____ Data supplied
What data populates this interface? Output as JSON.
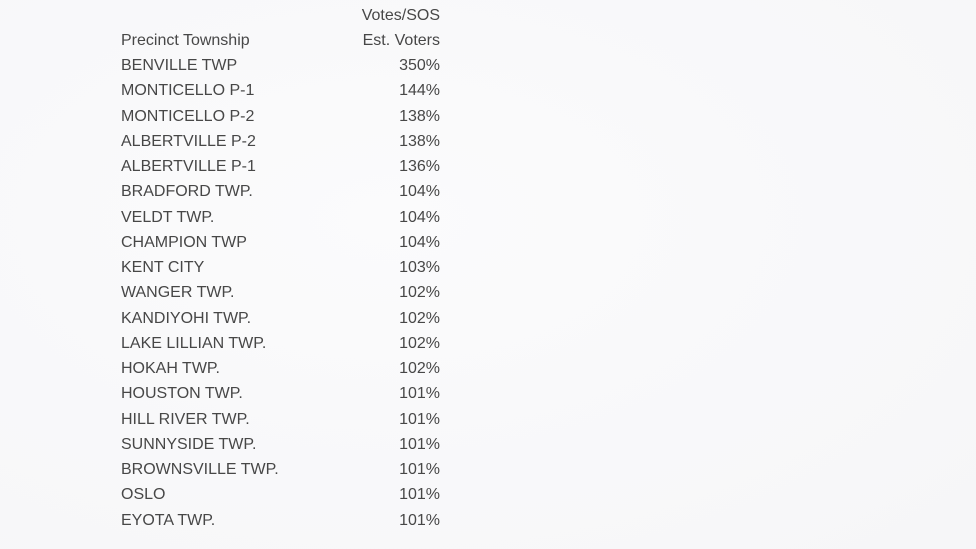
{
  "document": {
    "header": {
      "col1": "Precinct Township",
      "col2_line1": "Votes/SOS",
      "col2_line2": "Est. Voters"
    },
    "rows": [
      {
        "precinct": "BENVILLE TWP",
        "pct": "350%"
      },
      {
        "precinct": "MONTICELLO P-1",
        "pct": "144%"
      },
      {
        "precinct": "MONTICELLO P-2",
        "pct": "138%"
      },
      {
        "precinct": "ALBERTVILLE P-2",
        "pct": "138%"
      },
      {
        "precinct": "ALBERTVILLE P-1",
        "pct": "136%"
      },
      {
        "precinct": "BRADFORD TWP.",
        "pct": "104%"
      },
      {
        "precinct": "VELDT TWP.",
        "pct": "104%"
      },
      {
        "precinct": "CHAMPION TWP",
        "pct": "104%"
      },
      {
        "precinct": "KENT CITY",
        "pct": "103%"
      },
      {
        "precinct": "WANGER TWP.",
        "pct": "102%"
      },
      {
        "precinct": "KANDIYOHI TWP.",
        "pct": "102%"
      },
      {
        "precinct": "LAKE LILLIAN TWP.",
        "pct": "102%"
      },
      {
        "precinct": "HOKAH TWP.",
        "pct": "102%"
      },
      {
        "precinct": "HOUSTON TWP.",
        "pct": "101%"
      },
      {
        "precinct": "HILL RIVER TWP.",
        "pct": "101%"
      },
      {
        "precinct": "SUNNYSIDE TWP.",
        "pct": "101%"
      },
      {
        "precinct": "BROWNSVILLE TWP.",
        "pct": "101%"
      },
      {
        "precinct": "OSLO",
        "pct": "101%"
      },
      {
        "precinct": "EYOTA TWP.",
        "pct": "101%"
      }
    ]
  }
}
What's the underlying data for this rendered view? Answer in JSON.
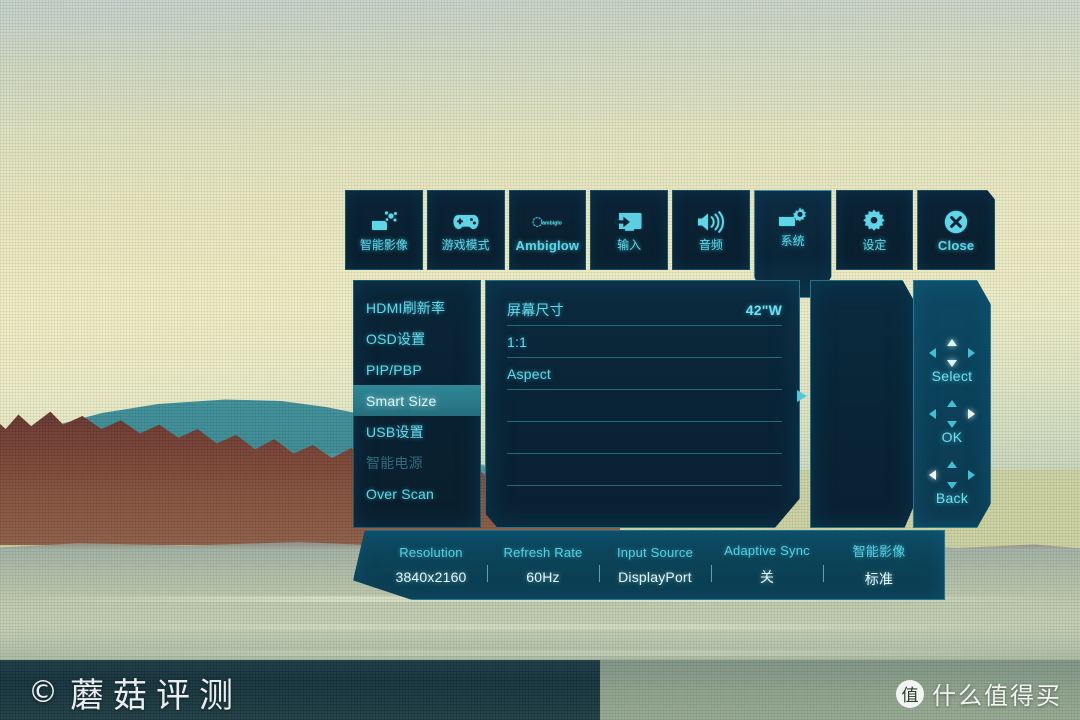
{
  "watermarks": {
    "left_copyright": "©",
    "left_text": "蘑菇评测",
    "right_badge": "值",
    "right_text": "什么值得买"
  },
  "osd": {
    "tabs": [
      {
        "label": "智能影像",
        "icon": "smart-image-icon",
        "active": false,
        "latin": false
      },
      {
        "label": "游戏模式",
        "icon": "gamepad-icon",
        "active": false,
        "latin": false
      },
      {
        "label": "Ambiglow",
        "icon": "ambiglow-icon",
        "active": false,
        "latin": true
      },
      {
        "label": "输入",
        "icon": "input-source-icon",
        "active": false,
        "latin": false
      },
      {
        "label": "音频",
        "icon": "speaker-icon",
        "active": false,
        "latin": false
      },
      {
        "label": "系统",
        "icon": "system-gear-icon",
        "active": true,
        "latin": false
      },
      {
        "label": "设定",
        "icon": "settings-gear-icon",
        "active": false,
        "latin": false
      },
      {
        "label": "Close",
        "icon": "close-circle-icon",
        "active": false,
        "latin": true
      }
    ],
    "menu_items": [
      {
        "label": "HDMI刷新率",
        "selected": false,
        "disabled": false
      },
      {
        "label": "OSD设置",
        "selected": false,
        "disabled": false
      },
      {
        "label": "PIP/PBP",
        "selected": false,
        "disabled": false
      },
      {
        "label": "Smart Size",
        "selected": true,
        "disabled": false
      },
      {
        "label": "USB设置",
        "selected": false,
        "disabled": false
      },
      {
        "label": "智能电源",
        "selected": false,
        "disabled": true
      },
      {
        "label": "Over Scan",
        "selected": false,
        "disabled": false
      }
    ],
    "option_rows": [
      {
        "label": "屏幕尺寸",
        "value": "42\"W"
      },
      {
        "label": "1:1",
        "value": ""
      },
      {
        "label": "Aspect",
        "value": ""
      },
      {
        "label": "",
        "value": ""
      },
      {
        "label": "",
        "value": ""
      },
      {
        "label": "",
        "value": ""
      }
    ],
    "nav": [
      {
        "label": "Select",
        "highlight": "vertical"
      },
      {
        "label": "OK",
        "highlight": "right"
      },
      {
        "label": "Back",
        "highlight": "left"
      }
    ],
    "status": [
      {
        "key": "Resolution",
        "value": "3840x2160"
      },
      {
        "key": "Refresh Rate",
        "value": "60Hz"
      },
      {
        "key": "Input Source",
        "value": "DisplayPort"
      },
      {
        "key": "Adaptive Sync",
        "value": "关"
      },
      {
        "key": "智能影像",
        "value": "标准"
      }
    ]
  },
  "colors": {
    "accent_cyan": "#5fd6e8",
    "panel_dark": "#0a2334",
    "panel_teal": "#0c4257",
    "selection_teal": "#2f8795"
  }
}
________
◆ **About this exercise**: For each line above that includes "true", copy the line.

◆ **Exercise result**:
        "latin": true
        "active": true,
        "latin": true
        "selected": true,
        "disabled": true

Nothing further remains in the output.